HC Deb 18 March 1825 vol 12 cc1078-81

On the resolution, "That 19,938l be granted to defray the expense of the Linen Board of Ireland for the year 1825,"

Mr. Hume

protested against the continuance of this grant. If there had not been the clumsiest mismanagement of the affairs of the linen trade in Ireland, machinery such as this board would never have been continued in the present advanced and enlightened age of science. He called upon ministers, who were abolishing shackles upon the freedom of trade, to do away with this. Why should the linen be more protected than the woollen, the cutlery, or any other trade in Ireland. These establishments might have been necessary in the infancy of the trade, but were not necessary now. Upon general principles, therefore, he objected to this board.

Mr. Goulburn

said, that if the question were now raised for the first time, whether or not, under the present circumstances of the linen trade of Ireland, a board ought to be appointed, he should be slow in voting for it. But, there was a great difference between originating a public body of this nature, and not continuing one which had been a considerable time in existence, and which had worked the greatest benefits for that most important trade in Ireland. It had been the object with the Irish government to foster the linen trade, and their labours had been greatly assisted by the linen board. Many frauds in the trade were prevented by it. It was, in fact, essential to the prosperity of Ireland.

Mr. T. Wilson

did not entirely agree in what had been said of the necessity of this board by the Irish Secretary, but still it was difficult to interfere with a body from whose labours considerable benefit was said to have accrued to Ireland. As a general principle, he was decidedly opposed to all shackles upon trade; and he thought that ministers were bound, by their own professions, to be of the same opinion. It was, however, important to consider, whether this general rule ought to be applied in every particular case.

Mr. Trant

denounced the linen board as utterly incompetent to the task which it had undertaken. He had himself conversed with some of what were called Inspectors, who knew nothing whatever of linen. He agreed with those who were for removing all restrictions upon trade. At the same time he admitted, that it might not be safe, suddenly to withdraw the apparatus by which the linen trade had been hitherto carried on.

Sir G. Hill

defended the linen board, on account of its utility to the staple trade of Ireland.

Lord Althorp

was hostile to the vote, upon general principles.

Mr. Hume moved, that the grant be reduced to 9,938l.

Colonel Bagwell

bore testimony to the services of the board, in promoting the linen trade in the south of Ireland. It was but latterly that this manufacture had been there introduced; but since its introduction, it had given employment to a great number of poor persons, who would otherwise be reduced to a state of destitution

Mr. Peel

said, that the grant had been made to Ireland, partly in consideration of the discouragement of her woollen manufactures. It was therefore connected with feelings existing in that country, and ought not to be considered as an abstract question.
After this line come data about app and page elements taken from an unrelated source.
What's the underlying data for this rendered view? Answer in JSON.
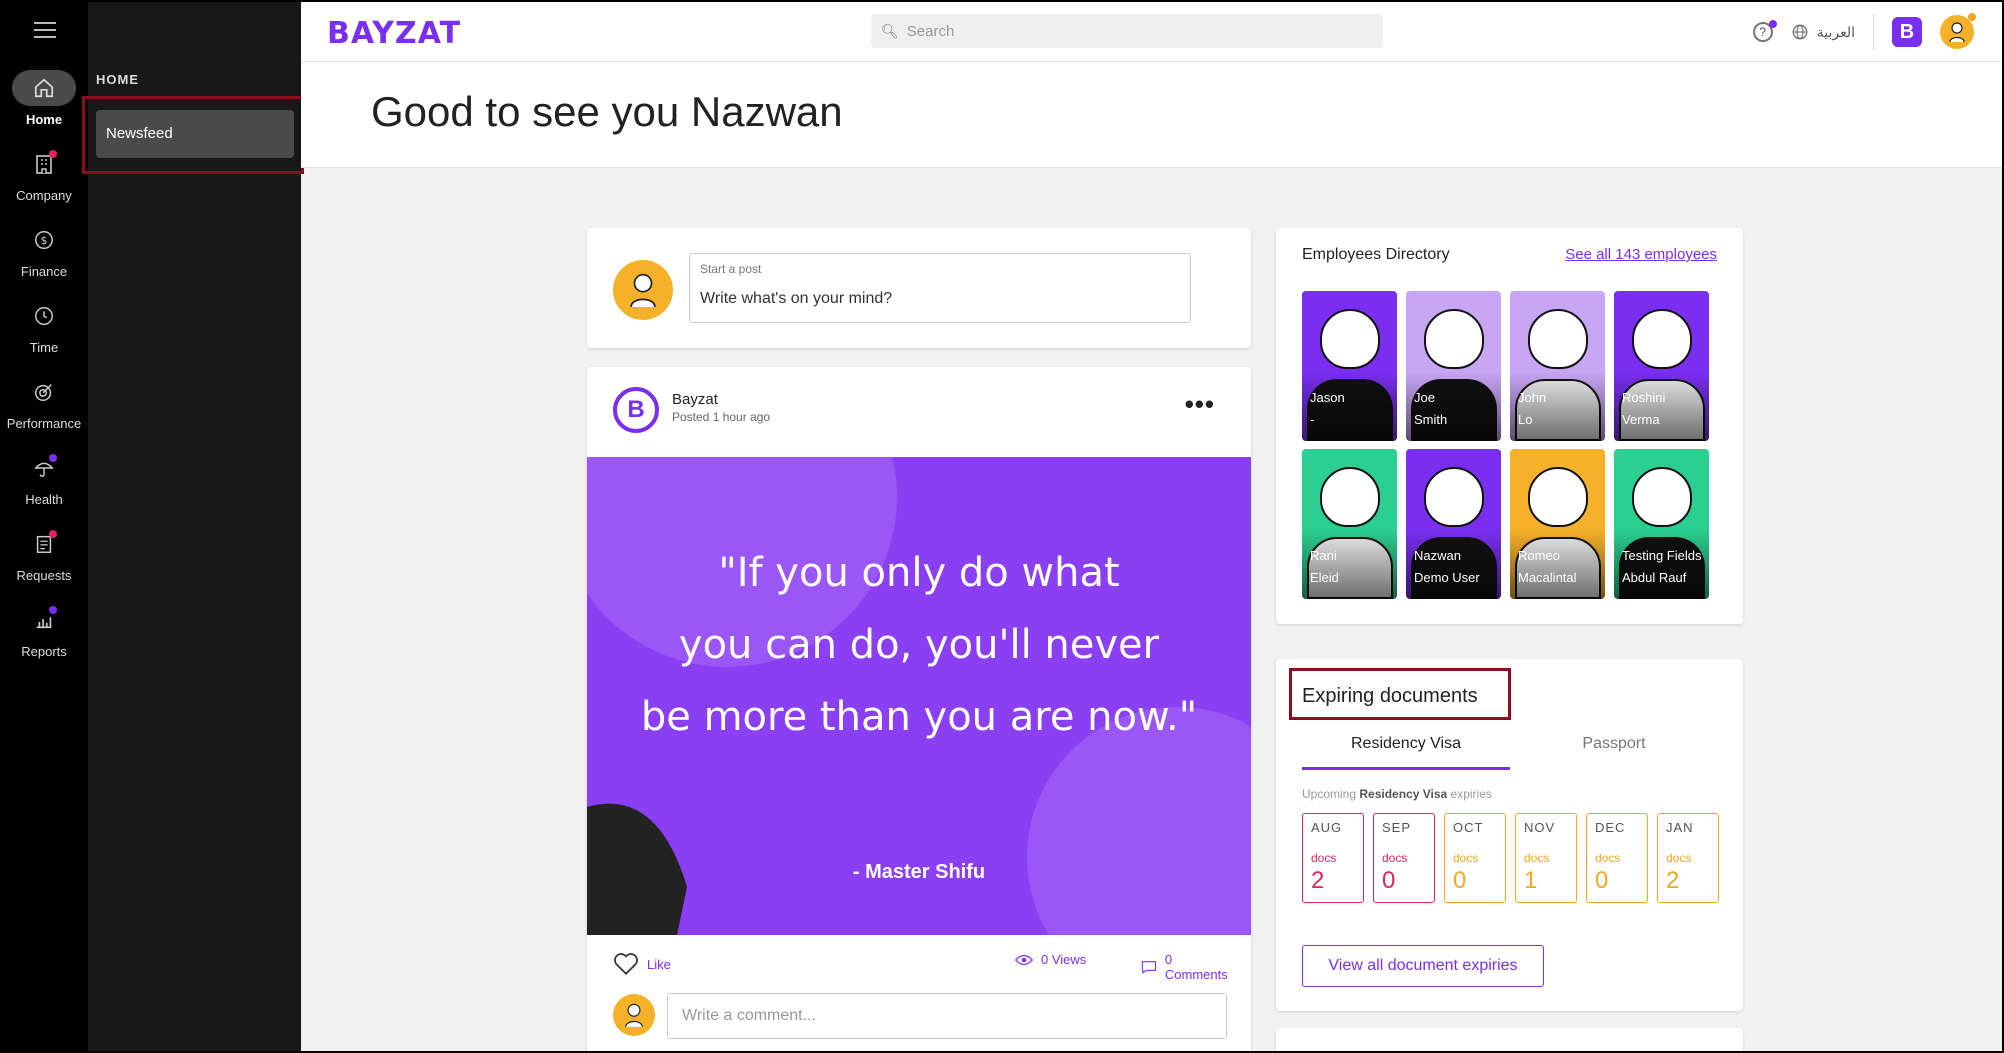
{
  "rail": {
    "items": [
      {
        "label": "Home",
        "icon": "home-icon"
      },
      {
        "label": "Company",
        "icon": "building-icon",
        "dot": "#e0245e"
      },
      {
        "label": "Finance",
        "icon": "dollar-icon"
      },
      {
        "label": "Time",
        "icon": "clock-icon"
      },
      {
        "label": "Performance",
        "icon": "target-icon"
      },
      {
        "label": "Health",
        "icon": "umbrella-icon",
        "dot": "#7a2ff0"
      },
      {
        "label": "Requests",
        "icon": "clipboard-icon",
        "dot": "#e0245e"
      },
      {
        "label": "Reports",
        "icon": "chart-icon",
        "dot": "#7a2ff0"
      }
    ]
  },
  "subnav": {
    "heading": "HOME",
    "item": "Newsfeed"
  },
  "header": {
    "logo": "BAYZAT",
    "search_placeholder": "Search",
    "language": "العربية",
    "company_badge": "B"
  },
  "greeting": "Good to see you Nazwan",
  "composer": {
    "label": "Start a post",
    "placeholder": "Write what's on your mind?"
  },
  "post": {
    "author": "Bayzat",
    "time": "Posted 1 hour ago",
    "quote_lines": [
      "\"If you only do what",
      "you can do, you'll never",
      "be more than you are now.\""
    ],
    "attribution": "- Master Shifu",
    "like": "Like",
    "views": "0 Views",
    "comments": "0 Comments",
    "comment_placeholder": "Write a comment..."
  },
  "directory": {
    "title": "Employees Directory",
    "see_all": "See all 143 employees",
    "employees": [
      {
        "line1": "Jason",
        "line2": "-",
        "bg": "#7a2ff0"
      },
      {
        "line1": "Joe",
        "line2": "Smith",
        "bg": "#c9a6f5"
      },
      {
        "line1": "John",
        "line2": "Lo",
        "bg": "#c9a6f5"
      },
      {
        "line1": "Roshini",
        "line2": "Verma",
        "bg": "#7a2ff0"
      },
      {
        "line1": "Rani",
        "line2": "Eleid",
        "bg": "#2bcf8f"
      },
      {
        "line1": "Nazwan",
        "line2": "Demo User",
        "bg": "#7a2ff0"
      },
      {
        "line1": "Romeo",
        "line2": "Macalintal",
        "bg": "#f5b12a"
      },
      {
        "line1": "Testing Fields",
        "line2": "Abdul Rauf",
        "bg": "#2bcf8f"
      }
    ]
  },
  "expiring": {
    "title": "Expiring documents",
    "tabs": [
      "Residency Visa",
      "Passport"
    ],
    "sub_prefix": "Upcoming ",
    "sub_bold": "Residency Visa",
    "sub_suffix": " expiries",
    "months": [
      {
        "m": "AUG",
        "d": "docs",
        "n": "2",
        "color": "#e0245e"
      },
      {
        "m": "SEP",
        "d": "docs",
        "n": "0",
        "color": "#e0245e"
      },
      {
        "m": "OCT",
        "d": "docs",
        "n": "0",
        "color": "#f5a623"
      },
      {
        "m": "NOV",
        "d": "docs",
        "n": "1",
        "color": "#f5a623"
      },
      {
        "m": "DEC",
        "d": "docs",
        "n": "0",
        "color": "#f5a623"
      },
      {
        "m": "JAN",
        "d": "docs",
        "n": "2",
        "color": "#f5a623"
      }
    ],
    "button": "View all document expiries"
  }
}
He hoped that this short discussion would be taken as a notice in Ireland, that parliament had turned its attention to the subject.

Mr. Grattan
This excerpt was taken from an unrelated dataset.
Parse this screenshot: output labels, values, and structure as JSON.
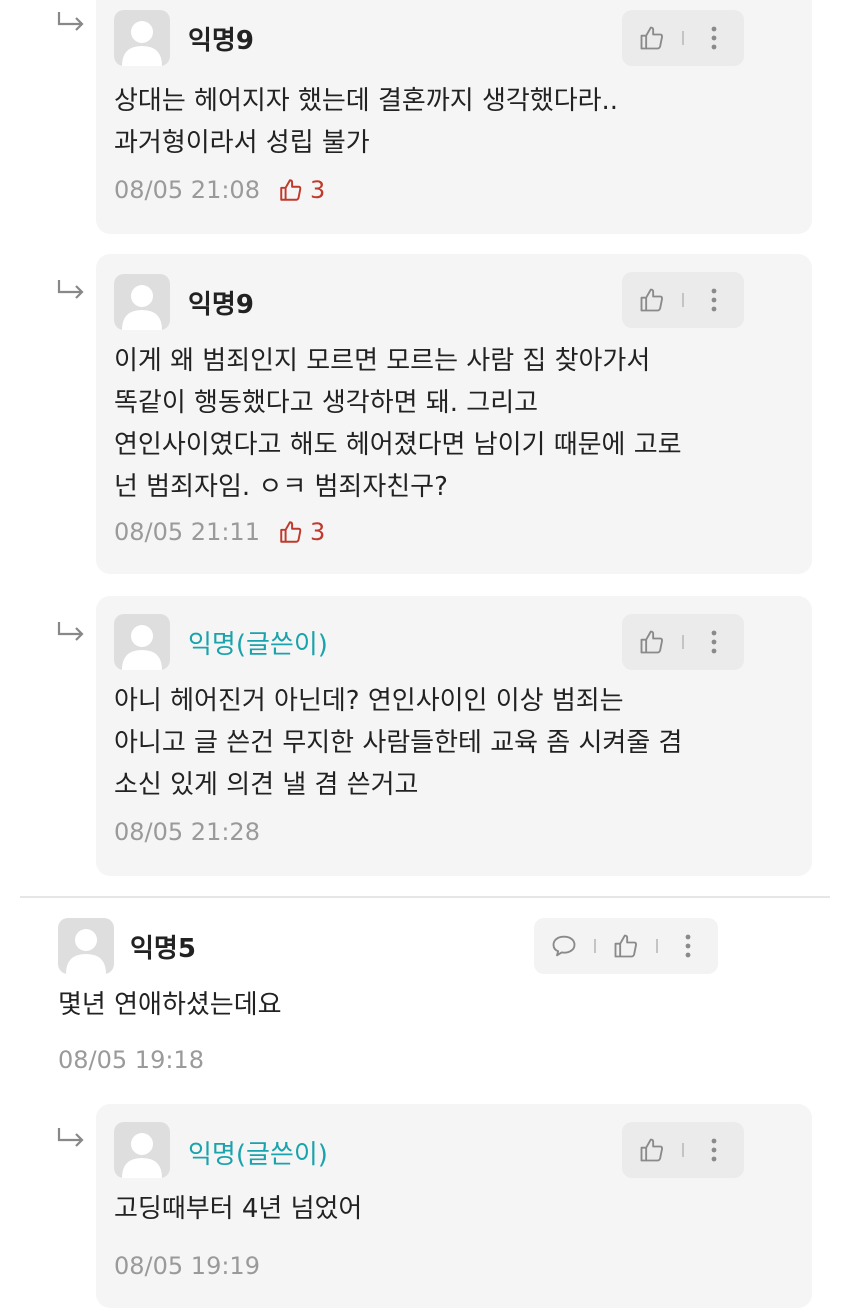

opposed the vote, and contended, that the situations were given away upon a system of favouritism.

Dr. Lushington

argued, that the effect of the vote would rather be to retard the improvement of the trade than to accelerate it. It would create a factitious trade, and finally leave many hands out of employment. At the same time, he did not wish the vote to be withheld without notice; and if he did not press a division, it would be on the understanding that next year a clear and distinct case should be made out, by the supply of due information.
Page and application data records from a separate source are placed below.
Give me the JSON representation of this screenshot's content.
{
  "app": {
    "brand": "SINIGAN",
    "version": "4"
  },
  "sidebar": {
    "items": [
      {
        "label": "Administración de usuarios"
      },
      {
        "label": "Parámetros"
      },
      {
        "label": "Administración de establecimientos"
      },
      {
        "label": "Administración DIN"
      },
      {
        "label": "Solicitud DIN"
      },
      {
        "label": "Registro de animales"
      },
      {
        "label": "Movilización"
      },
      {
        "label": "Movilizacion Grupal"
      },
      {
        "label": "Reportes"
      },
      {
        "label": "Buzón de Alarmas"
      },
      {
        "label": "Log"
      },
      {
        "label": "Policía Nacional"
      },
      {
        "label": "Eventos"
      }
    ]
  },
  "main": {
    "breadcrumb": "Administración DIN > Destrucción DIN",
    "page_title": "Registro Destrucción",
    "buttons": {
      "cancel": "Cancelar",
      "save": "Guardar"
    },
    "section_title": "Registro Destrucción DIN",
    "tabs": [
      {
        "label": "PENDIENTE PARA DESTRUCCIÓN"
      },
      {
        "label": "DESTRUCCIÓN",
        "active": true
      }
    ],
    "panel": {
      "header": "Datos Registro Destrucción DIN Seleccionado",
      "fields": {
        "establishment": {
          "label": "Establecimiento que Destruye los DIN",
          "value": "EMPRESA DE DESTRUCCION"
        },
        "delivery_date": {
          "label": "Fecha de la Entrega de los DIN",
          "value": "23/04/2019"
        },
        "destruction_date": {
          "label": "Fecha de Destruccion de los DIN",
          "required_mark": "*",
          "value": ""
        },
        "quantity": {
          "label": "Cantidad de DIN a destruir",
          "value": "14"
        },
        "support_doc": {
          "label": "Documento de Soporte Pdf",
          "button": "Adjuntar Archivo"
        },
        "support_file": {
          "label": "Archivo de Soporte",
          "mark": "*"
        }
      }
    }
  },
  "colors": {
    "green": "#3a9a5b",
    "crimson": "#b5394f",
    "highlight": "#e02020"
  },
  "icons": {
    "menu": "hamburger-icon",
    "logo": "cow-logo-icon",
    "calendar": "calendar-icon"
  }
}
Mr. Goulburn

was in favour of the grant, because it employed the poor of Ireland; at the present moment, an object of the highest importance.

Mr. R. Gordon

resisted the resolution, and complained that a large part of the money voted for the linen board went to retainers of ministers.

The Chancellor of the Exchequer

adverted to the report of the committee two years ago, recommending a variety of alterations in the linen trade, which had been carried into effect, especially regarding the bounties, which changes had not been accomplished without difficulty. Ministers had, therefore, not been asleep on their posts. Ireland was in such a state, that it was not possible yet to apply to her the ordinary doctrines of political economy. It might have been wrong to grant the assistance to Ireland in the first instance, but it would be most injurious to plunge at once into an entire new system.

Sir G. Hill

stated the particular reasons for continuing the grant for the board. The linen trade was not one requiring a large capital. Hence it was necessary to have a board to protect the interests of the small manufacturers. The linen board had already produced the greatest advantages, by augmenting the trade from a few hundred thousand pounds to five millions annually.

Mr. Hume

was convinced, that the linen trade would have been six millions a-year, instead of five, if this board had never existed. Out of 72 individuals connected with the board, there was not a single Catholic. It was, therefore, an insult to the feelings of the people of Ireland to continue it. They were not all paid, but possessed extensive influence; which they always exerted in favour of ministers.

Mr. J. Smith

agreed, that the true principles of political economy could not be applied to Ireland in her present unsettled condition. By means of the grants to Ireland, many thousands had been employed in productive and reproductive labour. Though, in some respects, it might not be well managed, he should be very sorry to see this grant withheld.

The House divided: For the Amendment 17. Against it 76. Majority 59.